Jul
18
comment Why it is colder in mountains, at high altitudes?
@DavidHammen It was the only answer, which actually explained my delusion and helped to realize why pressure (body expansion) is important for cooling. I do not see why it is incorrect.
Jul
18
comment Why it is colder in mountains, at high altitudes?
Ok, I have realized that since raising our ball into the sky does not reduce $v^2$ between the molecules if it is solid but it will expand if it is gaseous, effectively slowing down the $v$, and, thus, $E_avg$. N is not necessary here. Those answers with number of collisions were misleading.
Jul
18
comment Why it is colder in mountains, at high altitudes?
That makes sense. I have got the understanding how pressure is involved: the canon ball must expand if there is lower pressure above and this will effectively slow down its constituiting molecules. Can you answer the $E_{avg}$ part, why is N not counted there but we count it when talk about the kinetic energy of gas at altitudes?
Jul
18
comment Why it is colder in mountains, at high altitudes?
Wait, are you saying that molecules are stopped by pressure from higher layers more than from the gravity? Anyway, gravity affects light bodies likewise it affects the large ones. You cannot throw a hammer 5 km up. Same is molecules. They will be stopped by gravity, despite running really fast. At hudrds km/hour they can reach kilometer heights but not much higher. At the same heights we notice considerable change in temperature. As less molecules reach there, the lower are temperatures.

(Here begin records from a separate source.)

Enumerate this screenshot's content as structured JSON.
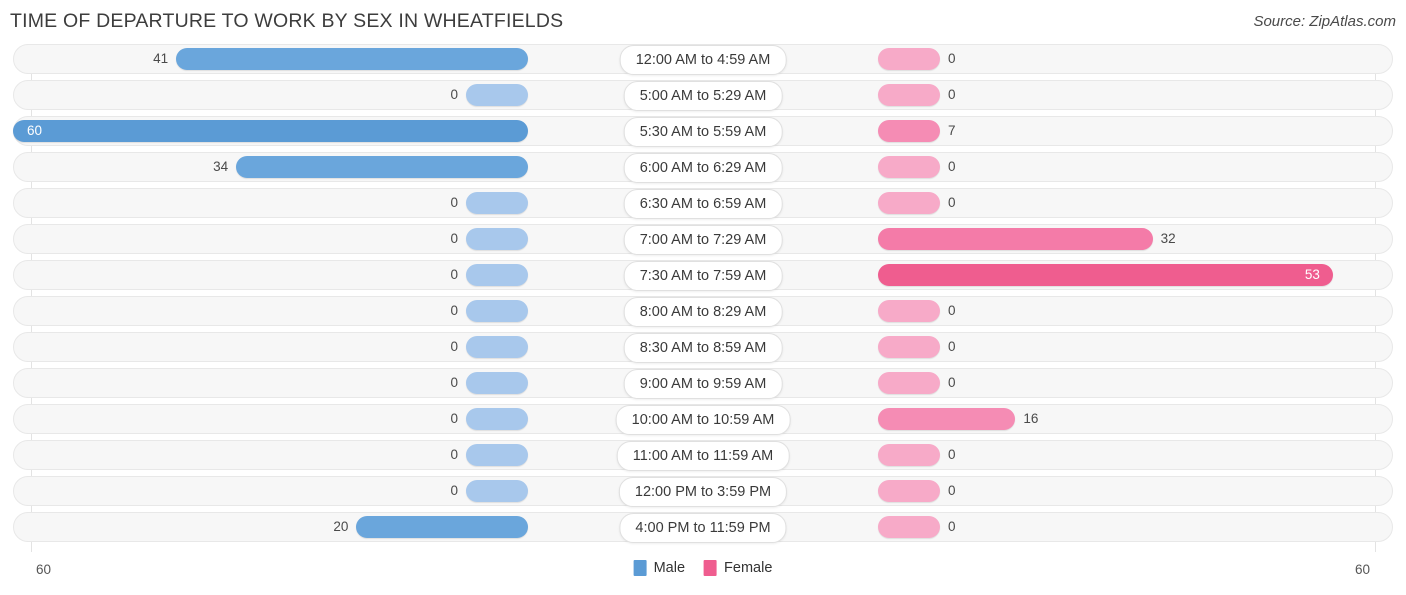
{
  "header": {
    "title": "TIME OF DEPARTURE TO WORK BY SEX IN WHEATFIELDS",
    "source": "Source: ZipAtlas.com"
  },
  "footer": {
    "axis_left": "60",
    "axis_right": "60",
    "legend": [
      {
        "label": "Male",
        "color": "#5b9bd5"
      },
      {
        "label": "Female",
        "color": "#ef5d8f"
      }
    ]
  },
  "chart_data": {
    "type": "bar",
    "title": "TIME OF DEPARTURE TO WORK BY SEX IN WHEATFIELDS",
    "orientation": "horizontal-diverging",
    "xlabel": "",
    "ylabel": "",
    "xlim": [
      0,
      60
    ],
    "grid": true,
    "legend_position": "bottom-center",
    "categories": [
      "12:00 AM to 4:59 AM",
      "5:00 AM to 5:29 AM",
      "5:30 AM to 5:59 AM",
      "6:00 AM to 6:29 AM",
      "6:30 AM to 6:59 AM",
      "7:00 AM to 7:29 AM",
      "7:30 AM to 7:59 AM",
      "8:00 AM to 8:29 AM",
      "8:30 AM to 8:59 AM",
      "9:00 AM to 9:59 AM",
      "10:00 AM to 10:59 AM",
      "11:00 AM to 11:59 AM",
      "12:00 PM to 3:59 PM",
      "4:00 PM to 11:59 PM"
    ],
    "series": [
      {
        "name": "Male",
        "color": "#5b9bd5",
        "values": [
          41,
          0,
          60,
          34,
          0,
          0,
          0,
          0,
          0,
          0,
          0,
          0,
          0,
          20
        ]
      },
      {
        "name": "Female",
        "color": "#ef5d8f",
        "values": [
          0,
          0,
          7,
          0,
          0,
          32,
          53,
          0,
          0,
          0,
          16,
          0,
          0,
          0
        ]
      }
    ]
  },
  "rows": [
    {
      "label": "12:00 AM to 4:59 AM",
      "male": "41",
      "female": "0"
    },
    {
      "label": "5:00 AM to 5:29 AM",
      "male": "0",
      "female": "0"
    },
    {
      "label": "5:30 AM to 5:59 AM",
      "male": "60",
      "female": "7"
    },
    {
      "label": "6:00 AM to 6:29 AM",
      "male": "34",
      "female": "0"
    },
    {
      "label": "6:30 AM to 6:59 AM",
      "male": "0",
      "female": "0"
    },
    {
      "label": "7:00 AM to 7:29 AM",
      "male": "0",
      "female": "32"
    },
    {
      "label": "7:30 AM to 7:59 AM",
      "male": "0",
      "female": "53"
    },
    {
      "label": "8:00 AM to 8:29 AM",
      "male": "0",
      "female": "0"
    },
    {
      "label": "8:30 AM to 8:59 AM",
      "male": "0",
      "female": "0"
    },
    {
      "label": "9:00 AM to 9:59 AM",
      "male": "0",
      "female": "0"
    },
    {
      "label": "10:00 AM to 10:59 AM",
      "male": "0",
      "female": "16"
    },
    {
      "label": "11:00 AM to 11:59 AM",
      "male": "0",
      "female": "0"
    },
    {
      "label": "12:00 PM to 3:59 PM",
      "male": "0",
      "female": "0"
    },
    {
      "label": "4:00 PM to 11:59 PM",
      "male": "20",
      "female": "0"
    }
  ]
}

Jul
18
comment Why it is colder in mountains, at high altitudes?
@OlinLathrop You say that you are not attracted to the Earth by gravity because it mostly does not affect the elements of your body because there are other forces which act much stronger.
Jul
14
comment How do we know that fundamental constants don't slowly change in time?
You could also edit the title. Or better did a search before asking. I see 4 topics on the right pane that ask the same questions.
Jul
13
comment If photons have no mass, how can they have momentum?
@dmckee relativity experts do not use the term "relativistic mass" -- Probably, that is the whole problem. Denying relativistic mass, you perpetuate the misconcept that photons have no rest, no relativistic => no mass at all => how does photon have momentum and produce particles then?. Newbies say that they studied E=mc2 assuming that 0.5 MEv photon has 0 mass at the same time just because strong authoritative voice told them photons have no mass. I do not understand why you try to perpetuate this schizophrenia.
Aug
5
comment Why is the sun brighter in Australia compared to parts of Asia?
@Floris Your answer is this is more humidity than pollution so I do not understand which multiplying effect you are talking about. Second, my answer implies that more humidity = more rain = more clear sky whereas less humidity = too-small-for-rain-droplets, which favours the the haze. Finally, you say more humidity = more stuff for the sunlight to penetrate, which if obviously denied by Feynman and even common logic: more water molecules in the air = less air molecules in the air = the same amount of molecules for the photons to traverse. So, humidity is irrelevant.
Aug
5
comment Why is the sun brighter in Australia compared to parts of Asia?
google.ee/search?q=global+dimming, youtube.com/watch?v=gFtjHqYeTSU
Jul
21
comment Optimal speed for the water wheel
I am asking how the airoplane-style turbines achieve the 100% theoretical efficiency rather than anything else. I cannot even think of a question that you are responding to.
Jul
21
comment Why do some hand dryers blow hot air?
This enables to waste more energy. Another reason is that not to make you feel cold.
Jul
21
comment Practical (maybe naive) question on boiling water
@placeholder how does it answer my question? You claim that I am mindless after totally ignored my argument. This is what happens when people spread stereotypes instead of thinking.